(Source data)
--------------------------------
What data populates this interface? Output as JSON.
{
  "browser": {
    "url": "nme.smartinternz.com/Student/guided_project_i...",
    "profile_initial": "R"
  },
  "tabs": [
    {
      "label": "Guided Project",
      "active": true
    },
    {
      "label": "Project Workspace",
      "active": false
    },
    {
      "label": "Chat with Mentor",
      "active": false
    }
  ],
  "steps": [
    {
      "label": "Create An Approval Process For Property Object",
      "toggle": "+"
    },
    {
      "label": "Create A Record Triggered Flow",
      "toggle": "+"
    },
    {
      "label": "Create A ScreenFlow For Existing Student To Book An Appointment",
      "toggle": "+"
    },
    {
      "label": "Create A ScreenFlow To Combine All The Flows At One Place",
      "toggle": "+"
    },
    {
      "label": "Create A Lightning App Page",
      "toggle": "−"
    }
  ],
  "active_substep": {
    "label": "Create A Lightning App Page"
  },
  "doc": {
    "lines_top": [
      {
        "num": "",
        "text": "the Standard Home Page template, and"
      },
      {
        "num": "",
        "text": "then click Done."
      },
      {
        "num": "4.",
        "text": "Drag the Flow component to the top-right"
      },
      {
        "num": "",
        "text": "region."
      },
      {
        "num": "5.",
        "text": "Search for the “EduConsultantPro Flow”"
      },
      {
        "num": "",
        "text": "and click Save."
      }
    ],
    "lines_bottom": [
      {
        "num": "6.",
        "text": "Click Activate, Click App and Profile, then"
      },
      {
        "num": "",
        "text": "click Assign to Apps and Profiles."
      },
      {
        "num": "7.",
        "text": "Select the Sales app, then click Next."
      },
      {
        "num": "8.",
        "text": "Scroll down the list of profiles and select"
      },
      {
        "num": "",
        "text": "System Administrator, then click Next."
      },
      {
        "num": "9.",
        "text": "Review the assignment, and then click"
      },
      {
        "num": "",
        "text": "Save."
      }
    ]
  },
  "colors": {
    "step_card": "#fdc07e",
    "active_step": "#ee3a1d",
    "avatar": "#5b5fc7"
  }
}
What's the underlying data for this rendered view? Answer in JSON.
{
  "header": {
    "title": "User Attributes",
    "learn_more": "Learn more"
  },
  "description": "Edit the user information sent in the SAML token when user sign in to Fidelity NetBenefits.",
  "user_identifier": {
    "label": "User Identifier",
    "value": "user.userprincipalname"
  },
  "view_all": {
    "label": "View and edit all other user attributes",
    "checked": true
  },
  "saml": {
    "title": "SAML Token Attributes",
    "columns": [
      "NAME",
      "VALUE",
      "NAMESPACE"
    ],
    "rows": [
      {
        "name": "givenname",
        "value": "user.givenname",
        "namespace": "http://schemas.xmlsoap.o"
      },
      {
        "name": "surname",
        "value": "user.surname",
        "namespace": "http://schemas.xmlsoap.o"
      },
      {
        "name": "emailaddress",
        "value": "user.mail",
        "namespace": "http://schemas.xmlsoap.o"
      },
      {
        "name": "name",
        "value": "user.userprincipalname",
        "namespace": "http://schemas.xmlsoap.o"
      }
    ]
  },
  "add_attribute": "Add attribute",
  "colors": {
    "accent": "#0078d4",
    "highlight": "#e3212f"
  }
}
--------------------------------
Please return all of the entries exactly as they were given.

What data populates this interface? Output as JSON.
{
  "browser": {
    "url": "nme.smartinternz.com/Student/guided_project_i...",
    "profile_initial": "R"
  },
  "tabs": [
    {
      "label": "Guided Project",
      "active": true
    },
    {
      "label": "Project Workspace",
      "active": false
    },
    {
      "label": "Chat with Mentor",
      "active": false
    }
  ],
  "steps": [
    {
      "label": "Create An Approval Process For Property Object",
      "toggle": "+"
    },
    {
      "label": "Create A Record Triggered Flow",
      "toggle": "+"
    },
    {
      "label": "Create A ScreenFlow For Existing Student To Book An Appointment",
      "toggle": "+"
    },
    {
      "label": "Create A ScreenFlow To Combine All The Flows At One Place",
      "toggle": "+"
    },
    {
      "label": "Create A Lightning App Page",
      "toggle": "−"
    }
  ],
  "active_substep": {
    "label": "Create A Lightning App Page"
  },
  "doc": {
    "lines_top": [
      {
        "num": "",
        "text": "the Standard Home Page template, and"
      },
      {
        "num": "",
        "text": "then click Done."
      },
      {
        "num": "4.",
        "text": "Drag the Flow component to the top-right"
      },
      {
        "num": "",
        "text": "region."
      },
      {
        "num": "5.",
        "text": "Search for the “EduConsultantPro Flow”"
      },
      {
        "num": "",
        "text": "and click Save."
      }
    ],
    "lines_bottom": [
      {
        "num": "6.",
        "text": "Click Activate, Click App and Profile, then"
      },
      {
        "num": "",
        "text": "click Assign to Apps and Profiles."
      },
      {
        "num": "7.",
        "text": "Select the Sales app, then click Next."
      },
      {
        "num": "8.",
        "text": "Scroll down the list of profiles and select"
      },
      {
        "num": "",
        "text": "System Administrator, then click Next."
      },
      {
        "num": "9.",
        "text": "Review the assignment, and then click"
      },
      {
        "num": "",
        "text": "Save."
      }
    ]
  },
  "colors": {
    "step_card": "#fdc07e",
    "active_step": "#ee3a1d",
    "avatar": "#5b5fc7"
  }
}
What's the underlying data for this rendered view? Answer in JSON.
{
  "header": {
    "title": "User Attributes",
    "learn_more": "Learn more"
  },
  "description": "Edit the user information sent in the SAML token when user sign in to Fidelity NetBenefits.",
  "user_identifier": {
    "label": "User Identifier",
    "value": "user.userprincipalname"
  },
  "view_all": {
    "label": "View and edit all other user attributes",
    "checked": true
  },
  "saml": {
    "title": "SAML Token Attributes",
    "columns": [
      "NAME",
      "VALUE",
      "NAMESPACE"
    ],
    "rows": [
      {
        "name": "givenname",
        "value": "user.givenname",
        "namespace": "http://schemas.xmlsoap.o"
      },
      {
        "name": "surname",
        "value": "user.surname",
        "namespace": "http://schemas.xmlsoap.o"
      },
      {
        "name": "emailaddress",
        "value": "user.mail",
        "namespace": "http://schemas.xmlsoap.o"
      },
      {
        "name": "name",
        "value": "user.userprincipalname",
        "namespace": "http://schemas.xmlsoap.o"
      }
    ]
  },
  "add_attribute": "Add attribute",
  "colors": {
    "accent": "#0078d4",
    "highlight": "#e3212f"
  }
}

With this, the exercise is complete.